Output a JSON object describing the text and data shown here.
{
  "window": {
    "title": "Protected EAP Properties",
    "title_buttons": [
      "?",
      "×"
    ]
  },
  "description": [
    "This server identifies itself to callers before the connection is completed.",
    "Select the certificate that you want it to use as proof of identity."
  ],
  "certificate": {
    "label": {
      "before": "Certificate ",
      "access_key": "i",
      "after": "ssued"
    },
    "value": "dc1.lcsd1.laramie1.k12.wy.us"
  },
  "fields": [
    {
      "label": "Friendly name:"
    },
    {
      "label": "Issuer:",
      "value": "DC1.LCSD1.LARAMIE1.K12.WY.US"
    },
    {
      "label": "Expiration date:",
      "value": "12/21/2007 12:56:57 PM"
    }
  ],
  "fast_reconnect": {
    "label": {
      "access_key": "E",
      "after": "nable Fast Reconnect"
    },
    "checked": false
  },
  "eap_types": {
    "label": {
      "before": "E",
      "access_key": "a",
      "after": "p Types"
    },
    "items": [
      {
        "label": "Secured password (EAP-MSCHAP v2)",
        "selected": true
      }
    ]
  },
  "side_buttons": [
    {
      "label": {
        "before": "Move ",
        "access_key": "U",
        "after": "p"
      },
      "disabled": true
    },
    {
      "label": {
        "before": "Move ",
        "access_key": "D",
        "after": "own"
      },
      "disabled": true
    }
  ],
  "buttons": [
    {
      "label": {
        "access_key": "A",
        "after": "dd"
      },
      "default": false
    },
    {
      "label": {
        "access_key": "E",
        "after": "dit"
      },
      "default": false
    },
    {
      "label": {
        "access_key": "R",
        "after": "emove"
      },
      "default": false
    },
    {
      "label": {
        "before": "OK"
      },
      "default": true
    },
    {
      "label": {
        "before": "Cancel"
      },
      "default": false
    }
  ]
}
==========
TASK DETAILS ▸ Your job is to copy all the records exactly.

YOUR RESPONSE ▸
Output a JSON object describing the text and data shown here.
{
  "window": {
    "title": "Protected EAP Properties",
    "title_buttons": [
      "?",
      "×"
    ]
  },
  "description": [
    "This server identifies itself to callers before the connection is completed.",
    "Select the certificate that you want it to use as proof of identity."
  ],
  "certificate": {
    "label": {
      "before": "Certificate ",
      "access_key": "i",
      "after": "ssued"
    },
    "value": "dc1.lcsd1.laramie1.k12.wy.us"
  },
  "fields": [
    {
      "label": "Friendly name:"
    },
    {
      "label": "Issuer:",
      "value": "DC1.LCSD1.LARAMIE1.K12.WY.US"
    },
    {
      "label": "Expiration date:",
      "value": "12/21/2007 12:56:57 PM"
    }
  ],
  "fast_reconnect": {
    "label": {
      "access_key": "E",
      "after": "nable Fast Reconnect"
    },
    "checked": false
  },
  "eap_types": {
    "label": {
      "before": "E",
      "access_key": "a",
      "after": "p Types"
    },
    "items": [
      {
        "label": "Secured password (EAP-MSCHAP v2)",
        "selected": true
      }
    ]
  },
  "side_buttons": [
    {
      "label": {
        "before": "Move ",
        "access_key": "U",
        "after": "p"
      },
      "disabled": true
    },
    {
      "label": {
        "before": "Move ",
        "access_key": "D",
        "after": "own"
      },
      "disabled": true
    }
  ],
  "buttons": [
    {
      "label": {
        "access_key": "A",
        "after": "dd"
      },
      "default": false
    },
    {
      "label": {
        "access_key": "E",
        "after": "dit"
      },
      "default": false
    },
    {
      "label": {
        "access_key": "R",
        "after": "emove"
      },
      "default": false
    },
    {
      "label": {
        "before": "OK"
      },
      "default": true
    },
    {
      "label": {
        "before": "Cancel"
      },
      "default": false
    }
  ]
}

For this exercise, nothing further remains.